In addition, comets can always surprise us. Sometimes there can be a big explosion of gas and dust, and the comet might get suddenly brighter even after it has left the sun behind.
How do I spot the green comet?
To catch the comet, look north.
On Jan. 21, the night of the new moon and thus the darkest skies, the comet will be close to Draco — the dragon-shaped constellation that runs between the Big Dipper and the Little Dipper.
Over the following nights, the comet will creep along the dragon’s tail. And on Jan. 30, the comet will reside directly between the Big Dipper’s “cup” and Polaris, the North Star. If you’re accustomed to finding the North Star by following the two stars on the end of the Big Dipper’s cup, then you should be able to spot the comet. Simply scan that imaginary line until you see a faint smudge.
If you’re struggling, the comet might still be too faint or there might be too much light pollution. Try with a pair of binoculars.
“Even with relatively modest binoculars, the powdery, fuzzy or smoky character of the ‘star’ ought to make it clear it’s a comet,” said E.C. Krupp, the director at Griffith Observatory in Los Angeles.
A telescope will help you spot the colors and finer details, including the comet’s glowing coma and lengthy tail.
For anyone living above the 35th parallel — imagine a curving east-west line running from North Carolina through the Texas Panhandle out to Southern California — the comet will be visible all night starting Jan. 22. But it is relatively low on the horizon in the early evening, and it might be better to look for the comet later in the evening or even early in the morning when the comet swings higher in the sky.
Krupp recommends looking this weekend when the phase of the moon is new, and it therefore won’t cast a glow over the sky. But the comet will become brighter as it gets closer to Earth and will be easier to spot toward the end of the month. If you wait until then, you might want to try early in the morning after the moon has set.
Either way, the hunt will be fun.
“It’s sort of like searching for some endangered species, and then it pops into view,” Krupp said. “That really is a charmer of an experience.”
Why are astronomers excited for this green comet?
Comets are relics of the early solar system and may have been responsible for seeding early Earth with the building blocks for life.
“It really is a situation where we most likely would not exist without their existence,” O’Rourke said.
And yet we don’t get many opportunities to study these objects, given that only a few each year are bright enough to be seen with the naked eye. As such, cometary astronomers across the globe will observe C/2022 E3 (ZTF) over the coming months.
“We’re looking for our solar system’s place in the universe,” said Kelley, who will use the James Webb Space Telescope to observe the comet at the end of February. He wants to better understand how our planet formed in order to note the conditions that gave rise to life on Earth.

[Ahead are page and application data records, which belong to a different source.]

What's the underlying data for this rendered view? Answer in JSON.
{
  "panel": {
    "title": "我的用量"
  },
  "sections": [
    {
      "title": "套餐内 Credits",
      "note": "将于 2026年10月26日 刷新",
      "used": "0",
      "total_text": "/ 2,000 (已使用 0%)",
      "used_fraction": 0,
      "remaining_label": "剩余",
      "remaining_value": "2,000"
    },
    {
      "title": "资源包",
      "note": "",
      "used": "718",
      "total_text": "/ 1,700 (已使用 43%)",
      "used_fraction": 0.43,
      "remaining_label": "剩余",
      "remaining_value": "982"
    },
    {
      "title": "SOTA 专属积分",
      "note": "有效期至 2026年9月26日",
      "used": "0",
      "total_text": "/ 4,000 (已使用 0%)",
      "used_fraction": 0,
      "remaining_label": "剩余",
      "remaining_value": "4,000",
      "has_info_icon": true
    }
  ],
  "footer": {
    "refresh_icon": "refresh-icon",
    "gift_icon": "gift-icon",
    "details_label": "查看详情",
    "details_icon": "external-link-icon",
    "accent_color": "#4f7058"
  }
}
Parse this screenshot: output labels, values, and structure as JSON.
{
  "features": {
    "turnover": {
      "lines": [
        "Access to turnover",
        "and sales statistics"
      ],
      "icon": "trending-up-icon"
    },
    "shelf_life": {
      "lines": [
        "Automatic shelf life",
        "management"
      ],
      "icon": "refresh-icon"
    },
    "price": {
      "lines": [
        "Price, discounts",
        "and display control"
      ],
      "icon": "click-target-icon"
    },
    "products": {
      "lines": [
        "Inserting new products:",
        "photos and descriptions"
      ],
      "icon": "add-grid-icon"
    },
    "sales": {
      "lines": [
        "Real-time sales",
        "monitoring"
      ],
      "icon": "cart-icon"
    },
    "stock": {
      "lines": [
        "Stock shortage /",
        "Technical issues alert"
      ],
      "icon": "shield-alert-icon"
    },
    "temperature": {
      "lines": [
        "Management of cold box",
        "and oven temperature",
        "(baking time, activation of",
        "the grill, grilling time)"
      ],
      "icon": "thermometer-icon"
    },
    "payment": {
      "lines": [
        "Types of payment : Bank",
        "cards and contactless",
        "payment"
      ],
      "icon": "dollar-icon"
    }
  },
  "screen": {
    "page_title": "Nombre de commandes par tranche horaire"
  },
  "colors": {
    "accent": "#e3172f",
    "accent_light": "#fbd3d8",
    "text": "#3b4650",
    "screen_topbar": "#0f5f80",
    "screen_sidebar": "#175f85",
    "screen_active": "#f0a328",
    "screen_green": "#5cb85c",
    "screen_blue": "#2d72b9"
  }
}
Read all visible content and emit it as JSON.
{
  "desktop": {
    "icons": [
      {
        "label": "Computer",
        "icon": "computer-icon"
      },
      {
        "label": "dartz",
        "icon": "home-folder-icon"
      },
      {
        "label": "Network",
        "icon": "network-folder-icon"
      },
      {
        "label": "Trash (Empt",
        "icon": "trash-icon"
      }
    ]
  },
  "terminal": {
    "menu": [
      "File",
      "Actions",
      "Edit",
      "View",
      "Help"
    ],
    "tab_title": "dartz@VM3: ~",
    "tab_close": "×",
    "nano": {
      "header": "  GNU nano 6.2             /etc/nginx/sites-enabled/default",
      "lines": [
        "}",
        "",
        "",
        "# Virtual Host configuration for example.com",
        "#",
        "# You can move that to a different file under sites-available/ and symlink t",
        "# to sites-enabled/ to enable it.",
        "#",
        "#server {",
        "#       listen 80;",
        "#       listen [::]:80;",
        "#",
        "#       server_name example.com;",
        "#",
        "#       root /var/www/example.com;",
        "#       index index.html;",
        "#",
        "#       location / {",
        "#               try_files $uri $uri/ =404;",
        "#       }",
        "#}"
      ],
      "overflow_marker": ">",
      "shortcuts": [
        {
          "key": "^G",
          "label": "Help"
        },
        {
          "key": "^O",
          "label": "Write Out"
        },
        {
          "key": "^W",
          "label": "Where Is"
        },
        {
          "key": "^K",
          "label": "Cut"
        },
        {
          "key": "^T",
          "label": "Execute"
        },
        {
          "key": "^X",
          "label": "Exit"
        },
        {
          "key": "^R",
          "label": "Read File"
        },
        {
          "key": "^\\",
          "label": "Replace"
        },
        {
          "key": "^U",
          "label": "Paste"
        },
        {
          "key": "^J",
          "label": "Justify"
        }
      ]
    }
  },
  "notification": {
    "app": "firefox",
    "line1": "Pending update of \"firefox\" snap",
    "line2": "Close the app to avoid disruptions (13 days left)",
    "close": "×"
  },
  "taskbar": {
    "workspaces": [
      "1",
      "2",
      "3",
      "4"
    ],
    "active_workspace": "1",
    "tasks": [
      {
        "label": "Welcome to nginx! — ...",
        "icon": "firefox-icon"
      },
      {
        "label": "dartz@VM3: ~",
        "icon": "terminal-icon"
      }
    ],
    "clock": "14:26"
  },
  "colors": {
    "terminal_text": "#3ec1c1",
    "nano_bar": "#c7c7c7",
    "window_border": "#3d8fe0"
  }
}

But Kelley and others have to work quickly. After a brief appearance in the night sky, it’s unclear where C/2022 E3 (ZTF) may go. Because these objects are so loosely bound to our solar system, the sun’s gravitational influence might force the comet to take another trip around our star — perhaps not returning for another 50,000 years. Or the sun might fling the comet from the solar system entirely.
This article originally appeared in The New York Times.